ASSIGNMENT:
What is needed is every line of the data that includes the word "mozgásérzékelés". Please copy each one.

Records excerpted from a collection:
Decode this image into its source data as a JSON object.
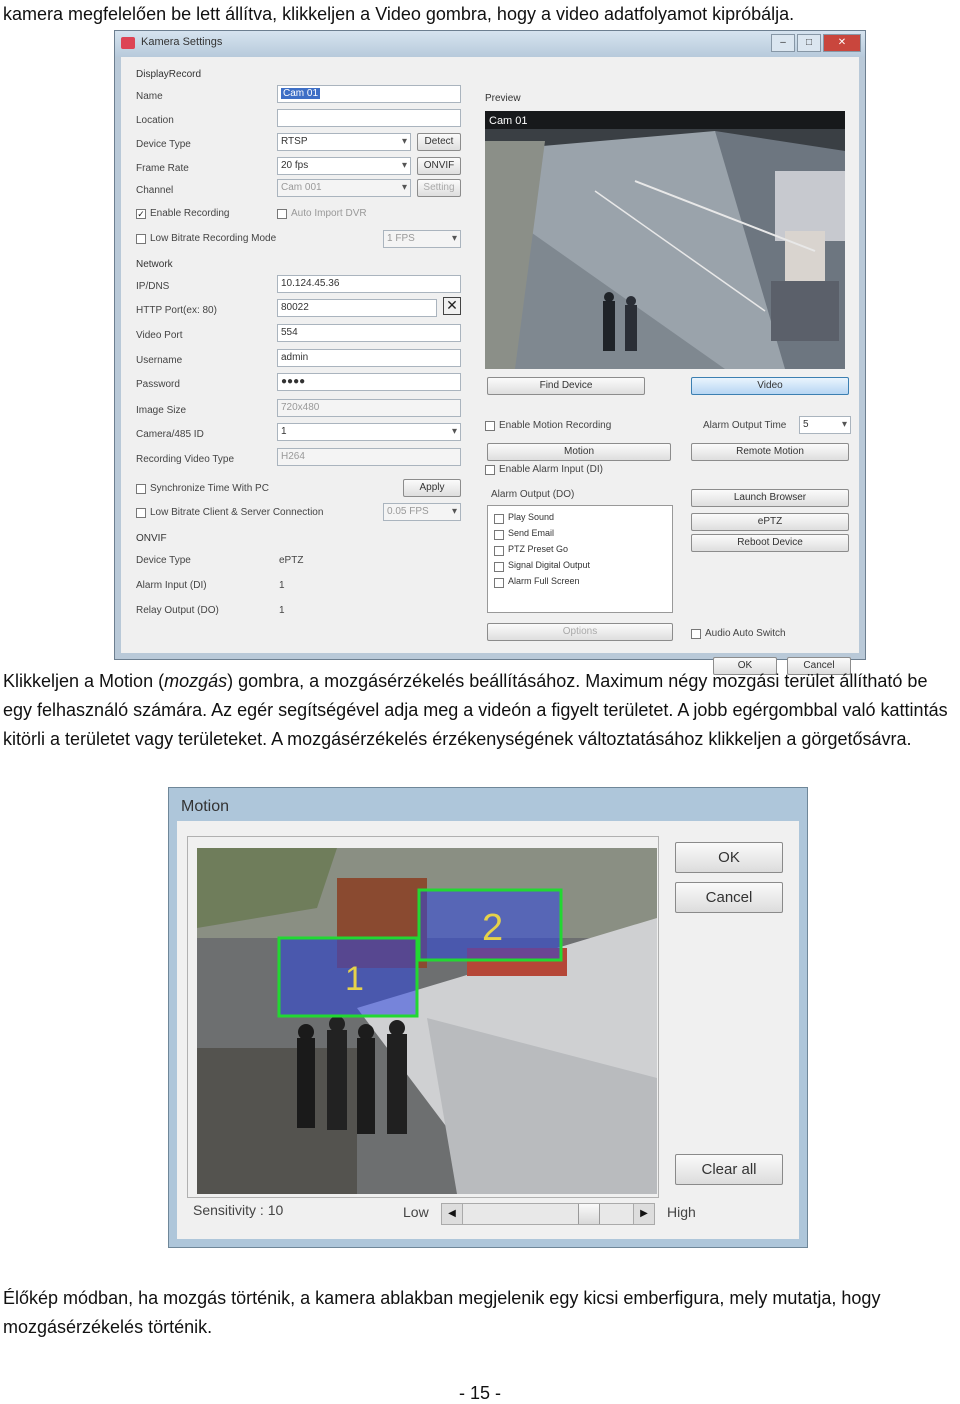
{
  "intro_text": "kamera megfelelően be lett állítva, klikkeljen a Video gombra, hogy a video adatfolyamot kipróbálja.",
  "camera_settings": {
    "window_title": "Kamera Settings",
    "window_buttons": [
      "–",
      "□",
      "✕"
    ],
    "sections": {
      "display": "DisplayRecord",
      "network": "Network",
      "onvif": "ONVIF",
      "preview": "Preview"
    },
    "fields": {
      "name_label": "Name",
      "name_value": "Cam 01",
      "location_label": "Location",
      "location_value": "",
      "device_type_label": "Device Type",
      "device_type_value": "RTSP",
      "frame_rate_label": "Frame Rate",
      "frame_rate_value": "20 fps",
      "channel_label": "Channel",
      "channel_value": "Cam 001",
      "ip_label": "IP/DNS",
      "ip_value": "10.124.45.36",
      "http_label": "HTTP Port(ex: 80)",
      "http_value": "80022",
      "video_port_label": "Video Port",
      "video_port_value": "554",
      "username_label": "Username",
      "username_value": "admin",
      "password_label": "Password",
      "password_value": "●●●●",
      "image_size_label": "Image Size",
      "image_size_value": "720x480",
      "camera_id_label": "Camera/485 ID",
      "camera_id_value": "1",
      "video_type_label": "Recording Video Type",
      "video_type_value": "H264",
      "onvif_device_type_label": "Device Type",
      "onvif_device_type_value": "ePTZ",
      "alarm_input_label": "Alarm Input (DI)",
      "alarm_input_value": "1",
      "relay_output_label": "Relay Output (DO)",
      "relay_output_value": "1"
    },
    "checkboxes": {
      "enable_recording": "Enable Recording",
      "auto_import": "Auto Import DVR",
      "low_bitrate_mode": "Low Bitrate Recording Mode",
      "low_bitrate_fps": "1 FPS",
      "sync_time": "Synchronize Time With PC",
      "low_bitrate_client": "Low Bitrate Client & Server Connection",
      "low_bitrate_client_fps": "0.05 FPS",
      "enable_motion": "Enable Motion Recording",
      "enable_alarm": "Enable Alarm Input (DI)",
      "audio_auto_switch": "Audio Auto Switch"
    },
    "buttons": {
      "detect": "Detect",
      "onvif": "ONVIF",
      "setting": "Setting",
      "apply": "Apply",
      "find_device": "Find Device",
      "video": "Video",
      "motion": "Motion",
      "alarm_output_time_label": "Alarm Output Time",
      "alarm_output_time_value": "5",
      "remote_motion": "Remote Motion",
      "launch_browser": "Launch Browser",
      "eptz": "ePTZ",
      "reboot": "Reboot Device",
      "options": "Options",
      "ok": "OK",
      "cancel": "Cancel"
    },
    "preview_label": "Cam 01",
    "alarm_output_label": "Alarm Output (DO)",
    "alarm_items": [
      "Play Sound",
      "Send Email",
      "PTZ Preset Go",
      "Signal Digital Output",
      "Alarm Full Screen"
    ]
  },
  "motion_paragraph_1_a": "Klikkeljen a Motion (",
  "motion_paragraph_1_italic": "mozgás",
  "motion_paragraph_1_b": ") gombra, a mozgásérzékelés beállításához. Maximum négy mozgási terület állítható be egy felhasználó számára. Az egér segítségével adja meg a videón a figyelt területet. A jobb egérgombbal való kattintás kitörli a területet vagy területeket. A mozgásérzékelés érzékenységének változtatásához klikkeljen a görgetősávra.",
  "motion_dialog": {
    "title": "Motion",
    "ok": "OK",
    "cancel": "Cancel",
    "clear_all": "Clear all",
    "sensitivity_label": "Sensitivity : 10",
    "low": "Low",
    "high": "High",
    "zone_labels": [
      "1",
      "2"
    ]
  },
  "closing_text": "Élőkép módban, ha mozgás történik, a kamera ablakban megjelenik egy kicsi emberfigura, mely mutatja, hogy mozgásérzékelés történik.",
  "page_number": "- 15 -"
}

WRITTEN ANSWER:
  "motion_paragraph_1_b": ") gombra, a mozgásérzékelés beállításához. Maximum négy mozgási terület állítható be egy felhasználó számára. Az egér segítségével adja meg a videón a figyelt területet. A jobb egérgombbal való kattintás kitörli a területet vagy területeket. A mozgásérzékelés érzékenységének változtatásához klikkeljen a görgetősávra.",
  "closing_text": "Élőkép módban, ha mozgás történik, a kamera ablakban megjelenik egy kicsi emberfigura, mely mutatja, hogy mozgásérzékelés történik.",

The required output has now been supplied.